In 2016, Nelson O’Neill decided she’d instead focus on staying close to home to be with her kids, then ages 6 and 8. She signed up for Ironman triathlons and ran her first ultrarace. She climbed her first big wall. She gave herself space.
Ultimately, she decided she really wanted to go back to try Papsura again. “As much as I wanted to be able to let this mountain go, I just couldn’t. I felt like it was that lifeline pulling me back up and out of the hole I was in.”
Putting It All Together
By 2017, Nelson O’Neill had secured the funding for a return mission to Papsura and convinced two solid partners to join: Chris Figenshau, who was part of the original 2013 Papsura team, and Jim Morrison, a California skier who was now also her boyfriend.
Prior to leaving for India, Nelson O’Neil and Morrison trained together by skiing the dangerous, technical couloirs in the mountains surrounding Telluride. Most years, these lines are too dangerous even to attempt. But with an unusually good snowpack in 2017 and the motivation to train for Papsura, Nelson O’Neill and Morrison managed to ski 14 of Telluride’s most fearsome couloirs in just over two months—by itself a tremendous achievement.
“I really like that technical descending style versus ripping a big Alaska heli-line,” says Nelson O’Neill. “I have much more of a math brain, and my favorite type of skiing combines technical difficulty and route finding. These couloirs all fit into that.”
Then it was off to India. With better planning and logistics, not to mention a gift of good weather and conditions, the trio found themselves standing on the summit of Papsura just 12 days after landing in Delhi.
For Nelson O’Neill, it was the culmination of a dream nearly two decades in the making. But what remained—the ski descent—suddenly seemed more like a nightmare. Beneath them was a 2,000-foot, 60-degree face, covered in ice and under low-visibility conditions.
Methodically, slowly, carefully, however, the trio completed a technical descent on skis.
- Nat Geo Expeditions

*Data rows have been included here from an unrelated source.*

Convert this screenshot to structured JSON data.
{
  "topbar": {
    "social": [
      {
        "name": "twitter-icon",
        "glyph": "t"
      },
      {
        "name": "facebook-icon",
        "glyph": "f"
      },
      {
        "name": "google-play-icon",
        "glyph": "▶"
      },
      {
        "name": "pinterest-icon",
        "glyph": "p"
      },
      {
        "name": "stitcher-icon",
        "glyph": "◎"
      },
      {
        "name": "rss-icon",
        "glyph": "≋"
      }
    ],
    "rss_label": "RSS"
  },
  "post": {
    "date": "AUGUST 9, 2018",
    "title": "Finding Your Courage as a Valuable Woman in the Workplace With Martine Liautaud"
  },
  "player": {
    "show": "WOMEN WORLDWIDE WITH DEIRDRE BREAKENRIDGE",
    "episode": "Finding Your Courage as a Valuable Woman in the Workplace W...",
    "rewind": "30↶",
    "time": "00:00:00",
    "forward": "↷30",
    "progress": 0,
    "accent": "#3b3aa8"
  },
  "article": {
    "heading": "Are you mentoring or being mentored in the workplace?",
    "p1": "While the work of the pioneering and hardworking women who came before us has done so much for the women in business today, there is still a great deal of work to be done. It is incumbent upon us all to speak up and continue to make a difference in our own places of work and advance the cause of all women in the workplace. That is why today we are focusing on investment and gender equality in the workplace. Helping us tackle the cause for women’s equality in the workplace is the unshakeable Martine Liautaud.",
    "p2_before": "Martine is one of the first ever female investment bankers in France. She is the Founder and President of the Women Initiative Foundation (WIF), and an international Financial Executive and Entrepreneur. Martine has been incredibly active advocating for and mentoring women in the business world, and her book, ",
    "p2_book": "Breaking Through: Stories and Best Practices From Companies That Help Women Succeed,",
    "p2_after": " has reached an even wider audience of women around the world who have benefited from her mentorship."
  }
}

“We pushed ourselves really hard, maybe over pushed ourselves in a lot of ways,” says Nelson O’Neill. “It was scary, it was one of the hardest single days I’ve ever had. It was really intense, but it just worked out in the way it can only work out when you have a good team.”
Then, two weeks after returning home from Papsura, instead of going to the beach or taking a break, Nelson O’Neill and Morrison repacked their bags and headed straight to Denali in Alaska. They climbed the Cassin Ridge and skied the Messner face, capping off an impressive, hard-charging hat trick of mountaineering.
Hilaree Nelson O'Neill and Jim Morrison raise their hands together after reaching the summit of Papsura, known as the Peak of Evil.
“For Hilary and Jim, that stretch of six months was pretty far out there,” says Adrian Ballinger, an Everest mountain guide from California who nominated Nelson O’Neill for Adventurer of the Year. “It just felt like Hilaree, in particular, broke through in 2017.”
Nelson O’Neill has been called the best female ski mountaineer of her generation, but Ballinger states that she might actually just be the best ski mountaineer of her generation, period. “To be a badass mom, in her 40s, skiing this hard, doing trips like this, is really unusual,” he says.
Reflecting on being that 25-year-old first looking at that photo of Papsura, Nelson O’Neill says, “I remember just being in awe of it, and thinking it was so out of my league. And then to have my chance to climb it in 2013 right as my whole personal life was falling part, it became intensely personal. It just came to signify not giving up.
“Now, if I combine everything we did in 2017, it was just the most success I’ve had in the mountains in a half dozen years. I see it as the start of a new relationship—a mending of my relationship with the mountains. Putting it all together felt pretty lucky.”